Kyrgyzstan is a landlocked nation of incredible natural beauty and proud nomadic traditions. Kyrgyz have been living in the Yenisei river valley and around Lake Baikal (central Siberia) since 201 BC. It is one of the smaller Central Asian countries – being a similar size to Scotland. Historically the Kyrgyz led a nomadic life living in forests and plains and farming animals.
In 840 the Kyrgyz defeated the Uyghurs and became the ruling class. In 1209 Genghis Khan defeated the Kyrgyz and forced them to move south-west to the Tien-Shen Mountains, these divide present day Kyrgyzstan and Kazakhstan from China. The Kyrgyz and their Mongol conquerors conquered the Persian people living in the surrounding area and gradually adopted their settled life style.
Kyrgyzstan became part of the Russian Empire in 1876. In 1916 the Kyrgyz revolted against the Russians over a military draft for WW1. The Russians retaliated forcing many Kyrgyz to move to the Eastern side of the Tien-Shen Mountains to China and to the Pamir mountains, these mountain ranges dominate Kyrgyzstan, covering 65 % of the national territory. Due to the division of Central Asia into five republics during Stalin’s time many ethnic Kyrgyz do not live in Kyrgyzstan.
Kyrgyzstan proclaimed its independence from the Soviet Union in 1991. In 1996 a referendum overwhelmingly endorsed proposed constitutional changes to enhance the power of the president.

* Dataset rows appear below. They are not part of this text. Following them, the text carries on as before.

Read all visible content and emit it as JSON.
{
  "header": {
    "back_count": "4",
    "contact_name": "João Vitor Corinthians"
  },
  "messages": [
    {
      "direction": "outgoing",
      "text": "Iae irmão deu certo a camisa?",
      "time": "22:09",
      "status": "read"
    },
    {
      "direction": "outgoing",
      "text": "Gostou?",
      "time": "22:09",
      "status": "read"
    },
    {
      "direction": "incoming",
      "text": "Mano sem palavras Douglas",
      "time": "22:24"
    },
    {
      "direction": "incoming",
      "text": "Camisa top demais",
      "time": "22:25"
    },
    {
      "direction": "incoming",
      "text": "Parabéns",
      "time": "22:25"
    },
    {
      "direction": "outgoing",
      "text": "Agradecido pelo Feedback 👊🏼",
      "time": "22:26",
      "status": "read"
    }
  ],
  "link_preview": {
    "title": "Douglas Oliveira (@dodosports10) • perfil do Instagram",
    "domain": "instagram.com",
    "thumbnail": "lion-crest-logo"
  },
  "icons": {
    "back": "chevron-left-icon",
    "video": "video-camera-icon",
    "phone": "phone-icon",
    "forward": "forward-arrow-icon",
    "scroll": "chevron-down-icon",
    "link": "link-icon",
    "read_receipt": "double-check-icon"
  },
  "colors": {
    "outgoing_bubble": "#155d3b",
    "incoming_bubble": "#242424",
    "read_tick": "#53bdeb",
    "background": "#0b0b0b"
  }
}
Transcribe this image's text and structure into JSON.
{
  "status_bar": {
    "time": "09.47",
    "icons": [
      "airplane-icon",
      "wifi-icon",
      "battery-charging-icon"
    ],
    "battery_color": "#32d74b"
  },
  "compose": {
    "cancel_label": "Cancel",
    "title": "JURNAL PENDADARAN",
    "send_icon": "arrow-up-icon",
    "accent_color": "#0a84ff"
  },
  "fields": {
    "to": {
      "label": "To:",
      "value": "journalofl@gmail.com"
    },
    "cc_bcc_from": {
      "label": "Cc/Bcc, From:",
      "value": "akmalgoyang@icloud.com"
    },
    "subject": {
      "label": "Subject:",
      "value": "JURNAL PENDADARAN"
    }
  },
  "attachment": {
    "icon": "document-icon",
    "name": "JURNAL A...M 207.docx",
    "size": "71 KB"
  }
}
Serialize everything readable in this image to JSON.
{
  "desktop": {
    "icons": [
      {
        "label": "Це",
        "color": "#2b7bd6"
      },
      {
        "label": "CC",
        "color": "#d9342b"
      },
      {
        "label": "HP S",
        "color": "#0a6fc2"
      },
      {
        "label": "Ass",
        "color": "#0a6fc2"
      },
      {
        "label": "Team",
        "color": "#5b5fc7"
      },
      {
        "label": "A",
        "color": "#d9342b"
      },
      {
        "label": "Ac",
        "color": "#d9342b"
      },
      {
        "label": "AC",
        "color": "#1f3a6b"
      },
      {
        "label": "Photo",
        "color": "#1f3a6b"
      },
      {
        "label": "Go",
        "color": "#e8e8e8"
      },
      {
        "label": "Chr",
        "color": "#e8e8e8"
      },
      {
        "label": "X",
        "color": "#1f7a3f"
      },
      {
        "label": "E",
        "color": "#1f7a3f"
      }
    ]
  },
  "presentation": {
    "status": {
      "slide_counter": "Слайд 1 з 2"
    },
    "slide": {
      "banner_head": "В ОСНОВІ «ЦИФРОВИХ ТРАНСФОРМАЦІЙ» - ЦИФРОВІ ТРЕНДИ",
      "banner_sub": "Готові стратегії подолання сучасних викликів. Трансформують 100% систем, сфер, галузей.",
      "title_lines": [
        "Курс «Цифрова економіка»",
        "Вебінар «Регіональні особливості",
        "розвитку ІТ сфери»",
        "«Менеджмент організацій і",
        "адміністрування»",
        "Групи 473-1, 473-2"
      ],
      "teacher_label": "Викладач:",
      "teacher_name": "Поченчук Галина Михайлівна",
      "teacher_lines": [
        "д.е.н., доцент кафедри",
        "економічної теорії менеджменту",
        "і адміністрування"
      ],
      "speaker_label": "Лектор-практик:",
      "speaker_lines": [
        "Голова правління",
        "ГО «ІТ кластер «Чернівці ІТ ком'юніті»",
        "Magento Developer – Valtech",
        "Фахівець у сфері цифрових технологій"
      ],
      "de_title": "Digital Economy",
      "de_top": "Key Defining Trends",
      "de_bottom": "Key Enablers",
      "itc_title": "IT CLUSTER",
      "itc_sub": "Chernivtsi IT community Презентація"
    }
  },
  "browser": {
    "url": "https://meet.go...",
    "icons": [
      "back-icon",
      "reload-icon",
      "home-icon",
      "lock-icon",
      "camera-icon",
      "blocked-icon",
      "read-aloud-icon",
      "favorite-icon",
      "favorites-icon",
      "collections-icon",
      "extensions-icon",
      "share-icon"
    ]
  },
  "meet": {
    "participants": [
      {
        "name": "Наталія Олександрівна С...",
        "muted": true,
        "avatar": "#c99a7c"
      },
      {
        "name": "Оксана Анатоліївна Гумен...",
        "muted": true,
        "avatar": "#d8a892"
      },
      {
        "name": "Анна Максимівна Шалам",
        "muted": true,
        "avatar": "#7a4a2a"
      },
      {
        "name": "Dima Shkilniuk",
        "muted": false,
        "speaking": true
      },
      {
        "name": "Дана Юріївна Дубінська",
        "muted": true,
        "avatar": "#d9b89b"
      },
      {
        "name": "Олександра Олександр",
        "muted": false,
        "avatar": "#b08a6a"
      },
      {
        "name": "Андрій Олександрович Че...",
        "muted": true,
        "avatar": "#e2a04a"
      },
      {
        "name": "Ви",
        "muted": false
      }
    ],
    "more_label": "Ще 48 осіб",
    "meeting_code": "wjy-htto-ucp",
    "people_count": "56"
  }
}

Kyrgyzstan is bordered by China, Kazakhstan, Uzbekistan and Tajikistan. The borders with Uzbekistan and Tajikistan in the Ferghana valley – cause many political pressures between ethnic groups, which at times erupt in conflict. The valley is also the most populous area in Central Asia, throughout history this valley has provided an important centre for merchants trading along the Great Silk Road.